The first two-thirds of “Radio Free Boston: The Rise and Fall of WBCN” reads almost like a fairy tale: Once upon a time there was a radio station in Boston where a bunch of like-minded lunatics who loved music ran the show, joyously playing and saying almost whatever they wanted on the air. They talked politics, cracked jokes, and spun tunes by everyone from Eric Andersen to Frank Zappa. Unfortunately, they did not live happily ever after. But they certainly had a lot of adventures along the way.
RADIO FREE BOSTON: The Rise and Fall of WBCN
Many of those exploits are collected in this exhaustively reported and captivating chronicle by former WBCN DJ/music director and current WZLX midday man/assistant program director Carter Alan. For all of those who came late to the party — when the station had reached its sophomoric, testosterone-infused nadir in the late ’90s — and wondered why WBCN was so revered, Alan explains what the fuss was all about. And he does so in a clear-eyed and entertaining account that aims for, and mostly achieves, a kind of objectivity even though he witnessed much of it from the inside.
From the first note of Cream’s “I Feel Free” carried by the FM signal at 104.1 in 1968 to the final note of Pink Floyd’s “Shine on You Crazy Diamond” bringing the story to a close in 2009, Alan traces the station’s wild ride from its roots as a foundering classical music operation (WBCN stood for Boston Concert Network and employed a young Ron Della Chiesa), to its evolution into a free-form, counterculture outpost, and finally to a tightly controlled, corporate enterprise with two of its most popular, and controversial, shows emanating out of New York City.
Alan talks to most of the major players — including high profile jocks like Peter Wolf, Charles Laquidara, Mark Parenteau, Ken Shelton, Oedipus, and Matt Siegel (who went on to a still-thriving career at crosstown signal WXKS-Kiss 108) — and dozens of others who were not behind the microphone but were integral to building the station’s legend.
The book also neatly doubles as a cultural history, tying the changing of eras to the shifting playlists and politics of the station, one of the first of its kind in the country and ultimately influential in both the radio and record industry in formatting, discovering bands, progressive news programming, and innovative promotional schemes cooked up by a marketing department that was as inventive as the on-air staff.

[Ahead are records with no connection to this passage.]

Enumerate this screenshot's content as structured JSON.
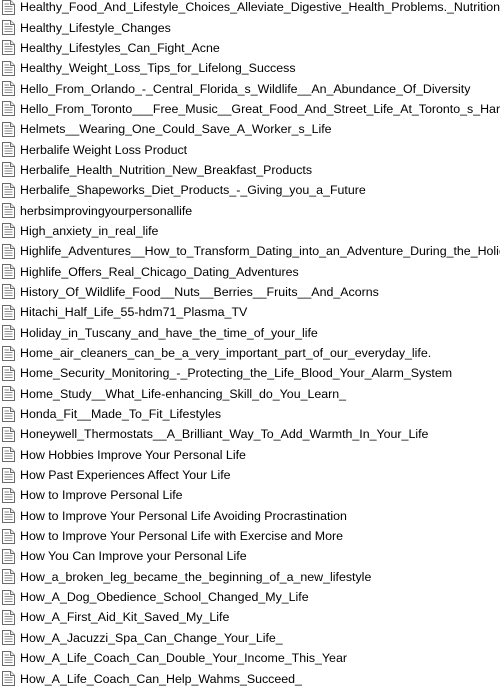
{
  "file_icon": "text-document-icon",
  "files": [
    "Healthy_Food_And_Lifestyle_Choices_Alleviate_Digestive_Health_Problems._Nutrition",
    "Healthy_Lifestyle_Changes",
    "Healthy_Lifestyles_Can_Fight_Acne",
    "Healthy_Weight_Loss_Tips_for_Lifelong_Success",
    "Hello_From_Orlando_-_Central_Florida_s_Wildlife__An_Abundance_Of_Diversity",
    "Hello_From_Toronto___Free_Music__Great_Food_And_Street_Life_At_Toronto_s_Har",
    "Helmets__Wearing_One_Could_Save_A_Worker_s_Life",
    "Herbalife Weight Loss Product",
    "Herbalife_Health_Nutrition_New_Breakfast_Products",
    "Herbalife_Shapeworks_Diet_Products_-_Giving_you_a_Future",
    "herbsimprovingyourpersonallife",
    "High_anxiety_in_real_life",
    "Highlife_Adventures__How_to_Transform_Dating_into_an_Adventure_During_the_Holida",
    "Highlife_Offers_Real_Chicago_Dating_Adventures",
    "History_Of_Wildlife_Food__Nuts__Berries__Fruits__And_Acorns",
    "Hitachi_Half_Life_55-hdm71_Plasma_TV",
    "Holiday_in_Tuscany_and_have_the_time_of_your_life",
    "Home_air_cleaners_can_be_a_very_important_part_of_our_everyday_life.",
    "Home_Security_Monitoring_-_Protecting_the_Life_Blood_Your_Alarm_System",
    "Home_Study__What_Life-enhancing_Skill_do_You_Learn_",
    "Honda_Fit__Made_To_Fit_Lifestyles",
    "Honeywell_Thermostats__A_Brilliant_Way_To_Add_Warmth_In_Your_Life",
    "How Hobbies Improve Your Personal Life",
    "How Past Experiences Affect Your Life",
    "How to Improve Personal Life",
    "How to Improve Your Personal Life Avoiding Procrastination",
    "How to Improve Your Personal Life with Exercise and More",
    "How You Can Improve your Personal Life",
    "How_a_broken_leg_became_the_beginning_of_a_new_lifestyle",
    "How_A_Dog_Obedience_School_Changed_My_Life",
    "How_A_First_Aid_Kit_Saved_My_Life",
    "How_A_Jacuzzi_Spa_Can_Change_Your_Life_",
    "How_A_Life_Coach_Can_Double_Your_Income_This_Year",
    "How_A_Life_Coach_Can_Help_Wahms_Succeed_"
  ]
}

While success in the music business involves a mysterious chemistry of talent and luck, it is fair to argue, as Alan does, that the careers of several popular artists and bands might’ve taken different trajectories without the support of WBCN DJs, including locals like Aerosmith, J. Geils Band, and ‘Til Tuesday as well as national acts like U2 and Bruce Springsteen.
The heady early days are described in detail, and Alan displays a real knack for scene-setting, putting readers backstage in the Boston concert world, inside the studios of popular shows like “The Big Mattress” and “Nocturnal Emissions,” and on the streets at events as jocks with insanely disparate tastes introduced artists, comedians, authors, and politicians to an audience hungry for new ideas.
The fractious latter days, with the arrivals of Howard Stern and Opie and Anthony among others, may receive less time but not less care in Alan’s telling, even if a tinge of bitterness creeps in. (And the less said about the unfortunate David Lee Roth interlude the better.)
Although Alan is understandably loyal to former co-workers and does his fair share of gushing about the importance of the station, he also forthrightly discusses the eccentricities, egos, and drug problems of the players in both the studios and the executive offices who lapsed into a smug complacency toward competitors and failed to deal with the demands of a bottom-line-driven business that ultimately gutted WBCN of its personality.
The fairy tale of WBCN may not have had a happy ending, but Alan tells it with the kind of flair that does its original free-form spirit proud.